The applicant states that the 58m high stack might be "theoretically visible" from listed buildings and "theoretically visible within the local landscape"; that there are electricity pylons in the local area near the plant site of comparable height; and that the residual trees left from their destruction of most of the TPO woodland around the plant are 18m tall (and therefore 40m of the stack would be visible above the trees).
58m equates to approximately 190 feet, or for comparison, 20 ft taller than Nelson's Column. This would be an industrial structure widely visible across the countryside. It would be 7m wide and with a highly reflective "mirrored" metal finish.
The applicants claim that the mirrored finish will make the stack blend more into the 'sky scape'. But sky conditions can vary enormously and presumably the stack will reflect whatever the conditions are. It is unknown as to the extent that the stack will reflect the Sun, increasing its visibility as seen from distance, or artificial light at night from the plant.
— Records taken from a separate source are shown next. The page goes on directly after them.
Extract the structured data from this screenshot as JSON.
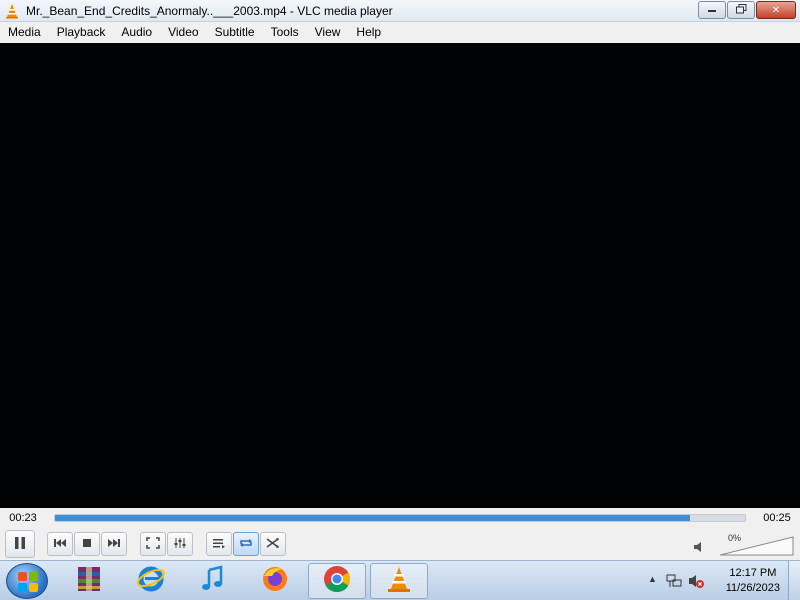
{
  "window": {
    "title": "Mr._Bean_End_Credits_Anormaly..___2003.mp4 - VLC media player",
    "controls": {
      "minimize": "",
      "restore": "",
      "close": ""
    }
  },
  "menu": {
    "items": [
      "Media",
      "Playback",
      "Audio",
      "Video",
      "Subtitle",
      "Tools",
      "View",
      "Help"
    ]
  },
  "playback": {
    "elapsed": "00:23",
    "total": "00:25",
    "progress": 0.92
  },
  "controls": {
    "pause": "pause-icon",
    "previous": "previous-icon",
    "stop": "stop-icon",
    "next": "next-icon",
    "fullscreen": "fullscreen-icon",
    "extended": "equalizer-icon",
    "playlist": "playlist-icon",
    "loop": "loop-icon",
    "random": "shuffle-icon",
    "volume_percent": "0%"
  },
  "taskbar": {
    "apps": [
      "Start",
      "WinRAR",
      "Internet Explorer",
      "iTunes",
      "Firefox",
      "Google Chrome",
      "VLC media player"
    ],
    "clock_time": "12:17 PM",
    "clock_date": "11/26/2023"
  },
  "colors": {
    "accent": "#3a8fd6",
    "titlebar": "#dfe8f2",
    "video_bg": "#010203",
    "taskbar": "#b9cde4"
  }
}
The residual trees around the plant site are not typically 18m tall as claimed by the applicants. The highest of the surrounding trees may be that tall, but most are significantly lower than that, as has been measured locally. As was advised to ECC prior to the destruction of much of the TPO woodland on the site in late February 2016, the residual tree belt is thin and the plant will be visible through it for the half of the year when the leaves are down. Therefore both the plant and the stack will be much more visible both through the trees and above them than the applicant states.
Contrary to the impression given by the applicants, there are no similar solid structures in the local landscape. The nearest tall structure is the communications tower at Sheepcotes Farm Silver End, but this is an open lattice structure and is 47m tall. The proposed stack is 58m tall, a full 11m taller. The electricity pylons quoted by the applicants are actually well to the north of the site.
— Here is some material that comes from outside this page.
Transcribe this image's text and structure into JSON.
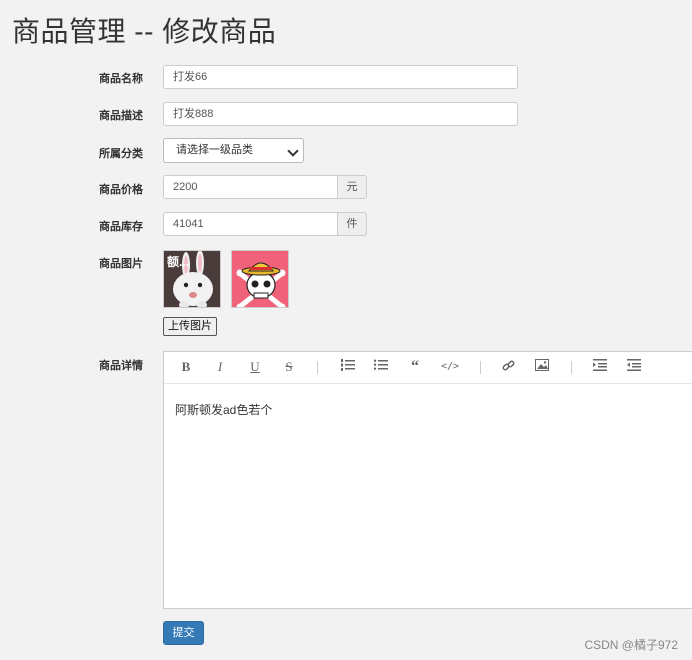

The photo-visualisations used by the applicants are not a fair representation of what is seen on the ground. The visualisations tend to minimise objects at distance in the landscape.
3. Other matters remain uncertain including the financial viability of the project; cumulative visual impact with proposed new roads (the A120) and extensions of the nearby quarry; the use of local roads as alternative access; and the use of the River Blackwater. In addition, ECC should not be granting consent for an industrial plant in open countryside nor for a plant that will lower local air quality both from its emissions and by generating hundreds of HGV trips per day on to the roads of Essex.
Conclusion: The application should be refused. Failing that, due to the on-going planning creep associated with this site, there should be a fresh public Planning Inquiry.